The myth of the person who has a slow metabolism
We probably all know the person who battles with weight struggles, pinning the problem down to their apparent slow metabolism, some even arguing that this has even been passed down to them through ancestors suffering with these dodgy genes that hinder any potential weight loss. However, just how true is this? Do overweight and obese people really suffer with a slow metabolism? On the flip side there are then the people who regularly consume takeaways, chocolate bars, beers, without seemingly growing a belly of any kind, don’t add any inches to their waist, and don’t seem to gain a single pound. How do they do it? Are they superhuman compared to the rest of us, do they work incredibly hard at the gym on a regular basis on the sly, or are they possessed with a metabolism faster than the speed of light? Firstly, we must understand what exactly a person’s metabolism is. Many people automatically assume that metabolism is merely the body burning up calories, and thus leading to weight loss. Whilst this is half-true, there is more to it than this. In fact metabolism is the complex process by which the body breaks down food and converts it into energy (measured in kilojoules). Therefore surely somebody with a ‘slow metabolism’ would actually not receive the necessary energy from the food they eat and would actually lose weight! The breaking down of food and conversion to energy are processes called anabolism (constructive metabolism) and catabolism (destructive metabolism). In anabolism, small molecules are changed into larger, more complex molecules of proteins, carbohydrates and fats. Anabolism to work successfully, needs energy via the calories in food, and is the process by which the body stores energy. In catabolism, the large molecules are broken down by cells in order to release energy and dispose of waste. This energy release provides fuel for anabolism. Therefore anabolism and catabolism exist in balance with each other and are the two most important factors of metabolism. An important term that should be taken into account when considering weight gain/weight loss is basal metabolic rate (BMR). This refers to how many calories you use up over the course of a day if you just did nothing besides resting all day long. Basically it is the release and use of energy purely for the functioning of vital organs to keep you alive including; heart lungs, nervous system, kidneys, etc. A good, accurate reading of a person’s BMR is taken by analysing their levels of oxygen breathed in and the amount of carbon dioxide breathed out. The best times to deduce a more accurate reading are first thing in the morning, after an overnight fast, or when the person is lay down in relaxing and comfortable surroundings. After testing BMRs for a number of people, scientists have found in numerous studies that overweight people actually use up more energy to keep their bodies ticking along. This is mainly because larger individuals will have bigger organs and muscles to go with their larger frame. Therefore it makes little sense for somebody overweight to blame this on a ‘slow metabolism’. If anything, they will no doubt have a higher BMR in comparison to those of a more average weight as their bodies and muscles have to work that little bit harder each day to cope with the extra weight. More muscle mass results in more energy being expended when dormant and a higher metabolic rate.

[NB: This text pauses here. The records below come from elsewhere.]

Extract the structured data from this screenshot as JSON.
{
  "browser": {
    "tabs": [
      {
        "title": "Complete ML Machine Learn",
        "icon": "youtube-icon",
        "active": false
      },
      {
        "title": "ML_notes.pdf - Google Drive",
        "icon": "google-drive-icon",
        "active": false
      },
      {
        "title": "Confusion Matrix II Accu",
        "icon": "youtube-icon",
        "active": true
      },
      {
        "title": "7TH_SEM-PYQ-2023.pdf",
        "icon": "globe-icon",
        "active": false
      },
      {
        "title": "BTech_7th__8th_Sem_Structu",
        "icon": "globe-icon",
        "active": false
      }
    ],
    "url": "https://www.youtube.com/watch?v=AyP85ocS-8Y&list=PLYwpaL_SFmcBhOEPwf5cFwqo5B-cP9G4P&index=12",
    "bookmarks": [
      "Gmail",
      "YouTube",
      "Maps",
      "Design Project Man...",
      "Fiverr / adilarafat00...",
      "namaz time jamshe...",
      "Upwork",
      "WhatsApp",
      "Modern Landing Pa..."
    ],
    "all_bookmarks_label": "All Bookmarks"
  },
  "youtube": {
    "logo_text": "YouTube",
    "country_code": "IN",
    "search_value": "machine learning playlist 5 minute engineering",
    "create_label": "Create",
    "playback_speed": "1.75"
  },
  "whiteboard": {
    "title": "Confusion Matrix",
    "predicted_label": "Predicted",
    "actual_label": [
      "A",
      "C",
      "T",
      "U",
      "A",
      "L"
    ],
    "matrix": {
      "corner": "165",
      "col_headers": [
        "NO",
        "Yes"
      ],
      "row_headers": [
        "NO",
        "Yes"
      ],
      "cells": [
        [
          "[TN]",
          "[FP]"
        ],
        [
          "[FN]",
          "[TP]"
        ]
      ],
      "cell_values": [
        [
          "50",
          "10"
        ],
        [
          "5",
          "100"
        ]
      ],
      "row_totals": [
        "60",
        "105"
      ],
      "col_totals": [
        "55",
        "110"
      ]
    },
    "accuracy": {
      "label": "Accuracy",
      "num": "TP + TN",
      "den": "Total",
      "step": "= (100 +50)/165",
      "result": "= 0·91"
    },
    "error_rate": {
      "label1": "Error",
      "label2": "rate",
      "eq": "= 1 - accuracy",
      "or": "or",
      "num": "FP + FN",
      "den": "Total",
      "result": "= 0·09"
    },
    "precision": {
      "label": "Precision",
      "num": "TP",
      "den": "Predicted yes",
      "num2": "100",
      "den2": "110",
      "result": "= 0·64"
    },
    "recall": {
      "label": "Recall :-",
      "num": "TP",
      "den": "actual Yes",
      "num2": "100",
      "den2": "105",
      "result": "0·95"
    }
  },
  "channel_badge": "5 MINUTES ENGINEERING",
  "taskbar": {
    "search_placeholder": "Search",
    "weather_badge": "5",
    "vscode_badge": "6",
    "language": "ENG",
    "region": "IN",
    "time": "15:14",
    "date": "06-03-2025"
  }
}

In general, men tend to have much larger muscle mass than women and will thus typically have a higher BMR too. So what about the person who is overweight and blames this on their ‘slow metabolism’? You can now tell them that this is just a myth. Remember that weight loss only happens when the amount of energy the body uses is more than the amount of energy it is taking in. If the body is taking in more calories than it is burning up, then these calories will be turned into and stored as fat. A ‘slow’ or ‘fast’ metabolism depends is the basal metabolic rate; somebody with a low BMR will burn fewer calories whilst resting compared to somebody else with a high BMR. Those who want to lose weight will need to re-evaluate their daily diet intake and consider becoming more active. Eating less, or moving more are the obvious ways to lose weight, but preferably doing both would be advantageous. In addition, both weight training and aerobic exercise are sure-fire ways to start increasing your BMR. There should be no excuse that a ‘slow metabolism’ is in your genes when you can start doing something about it today!